Los Angeles Business Journal

Early Education Will Work for L.A.

OP-ED By David Crippens Monday, August 5, 2013

Eric Garcetti was sworn in as mayor recently under a bright L.A. sun, pledging to make Los Angeles a dynamo of economic development. He promised to declare Los Angeles “open for business,” drawing employers and jobs to the city.

As the chairman of the Los Angeles Universal Preschool and the Los Angeles Workforce Investment Board Youth Council, I’d like to offer our new mayor another vital, proven avenue for long-term prosperity and interest from businesses big and small: developing a valuable workforce through investments in early care and education or ECE.

On behalf of the many business leaders, academic researchers, practitioners and families rooting for Garcetti to make good on his promises, we have five ways the new mayor can help advance our economy, build the job base and make our city ready for today’s economy and tomorrow’s, too:

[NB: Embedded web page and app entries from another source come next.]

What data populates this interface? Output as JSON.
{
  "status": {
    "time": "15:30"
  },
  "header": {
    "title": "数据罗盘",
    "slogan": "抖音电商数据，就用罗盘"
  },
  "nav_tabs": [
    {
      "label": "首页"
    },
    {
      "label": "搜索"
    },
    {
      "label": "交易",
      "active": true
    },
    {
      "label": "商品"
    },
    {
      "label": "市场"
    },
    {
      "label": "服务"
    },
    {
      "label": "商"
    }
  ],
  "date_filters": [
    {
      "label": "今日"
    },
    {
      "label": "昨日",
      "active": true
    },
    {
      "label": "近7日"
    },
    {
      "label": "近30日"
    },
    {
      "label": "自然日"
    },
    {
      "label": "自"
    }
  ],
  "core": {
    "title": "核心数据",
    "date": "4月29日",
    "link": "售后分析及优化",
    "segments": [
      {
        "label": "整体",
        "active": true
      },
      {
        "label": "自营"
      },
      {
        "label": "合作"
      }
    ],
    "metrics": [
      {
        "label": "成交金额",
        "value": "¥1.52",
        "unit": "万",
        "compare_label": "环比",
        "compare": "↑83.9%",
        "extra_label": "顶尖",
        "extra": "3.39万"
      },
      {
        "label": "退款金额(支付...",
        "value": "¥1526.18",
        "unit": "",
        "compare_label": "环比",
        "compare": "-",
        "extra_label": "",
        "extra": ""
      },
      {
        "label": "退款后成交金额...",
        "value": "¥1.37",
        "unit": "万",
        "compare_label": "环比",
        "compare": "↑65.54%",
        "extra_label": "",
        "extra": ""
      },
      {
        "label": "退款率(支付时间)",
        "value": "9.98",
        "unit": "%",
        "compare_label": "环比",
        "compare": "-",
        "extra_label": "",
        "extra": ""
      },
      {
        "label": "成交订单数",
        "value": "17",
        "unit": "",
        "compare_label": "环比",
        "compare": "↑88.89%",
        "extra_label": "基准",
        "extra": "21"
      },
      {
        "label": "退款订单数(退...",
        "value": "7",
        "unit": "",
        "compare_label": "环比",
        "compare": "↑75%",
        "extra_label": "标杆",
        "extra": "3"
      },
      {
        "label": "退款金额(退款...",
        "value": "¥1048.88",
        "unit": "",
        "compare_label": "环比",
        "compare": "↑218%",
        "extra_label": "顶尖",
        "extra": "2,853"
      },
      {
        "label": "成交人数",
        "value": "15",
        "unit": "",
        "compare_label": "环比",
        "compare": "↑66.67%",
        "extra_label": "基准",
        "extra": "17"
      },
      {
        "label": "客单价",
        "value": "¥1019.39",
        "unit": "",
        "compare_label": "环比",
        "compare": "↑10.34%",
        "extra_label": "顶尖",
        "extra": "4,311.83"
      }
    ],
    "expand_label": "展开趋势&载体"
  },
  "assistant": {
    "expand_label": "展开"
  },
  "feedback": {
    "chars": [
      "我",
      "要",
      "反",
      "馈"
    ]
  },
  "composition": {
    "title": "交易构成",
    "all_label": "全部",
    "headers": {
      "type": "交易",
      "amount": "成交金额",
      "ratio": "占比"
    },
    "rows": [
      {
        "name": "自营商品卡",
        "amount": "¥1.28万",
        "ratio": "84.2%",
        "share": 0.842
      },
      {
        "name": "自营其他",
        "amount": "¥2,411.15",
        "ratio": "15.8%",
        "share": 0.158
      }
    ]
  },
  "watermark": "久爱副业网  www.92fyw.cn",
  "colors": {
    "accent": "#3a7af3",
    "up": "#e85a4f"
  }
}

  1. Make Los Angeles a leader in identifying and sustaining quality ECE. Los Angeles Universal Preschool has developed the 5-Star Quality Assessment and Improvement System for licensed child-care programs serving preschool age children. The system is meant to ensure statewide that early care and education programs have the attributes known to produce results and deliver positive outcomes for children. Both empower parents to identify quality early care and education programs. Los Angeles can and should lead the way to incorporating these quality ratings into the ECE system. Garcetti has a pivotal leadership role to play.
  2. Prioritize STEM (science, technology, engineering and math) education in the dialogue around ECE in Los Angeles. Education experts believe that a workforce lacking in STEM skills can have a long-term negative effect on society. But, unfortunately, children often begin learning basic math skills too late in their education and fail to fully grasp simple math concepts needed to function in adult life. By prioritizing STEM with our earliest learners, we not only help ensure their future educational successes but also help build a productive society.
  3. Focus on a high-quality ECE workforce with training and professionalization programs. Studies confirm that increasing public investment in ECE can produce substantial educational, social and economic benefits. Providing the ECE workforce with opportunities for additional training and education not only improves the lives of the children they work with but is an important investment in human capital.
  4. Develop a retention plan for the high-quality early care and education workforce in Los Angeles: Preschool teachers have annual turnover rates of 25 percent to 50 percent compared with a 7 percent turnover rate for public school teachers. This is a symptom of a system that needs reform and professionals in need of support.
  5. Make ECE part of an overall system of education in Los Angeles. Students who benefit from high-quality ECE are more likely to succeed in elementary, middle and high school. Moreover, investments in ECE are linked to higher average household employment and income levels. Incorporating ECE into the continuum of child and youth services in the city of Los Angeles makes economic sense.

As a native Angeleno and longtime public servant, Garcetti knows well the challenges the L.A. economy faces. By prioritizing early learning and making investments to support the critical ECE workforce, he has the opportunity to ensure a vibrant, growing economy for generations to come. We are excited to work with Garcetti and his team to make Los Angeles a national leader in early care and education, and, in doing so, the national economic force he envisions.

David Crippens is chairman of Los Angeles Universal Preschool.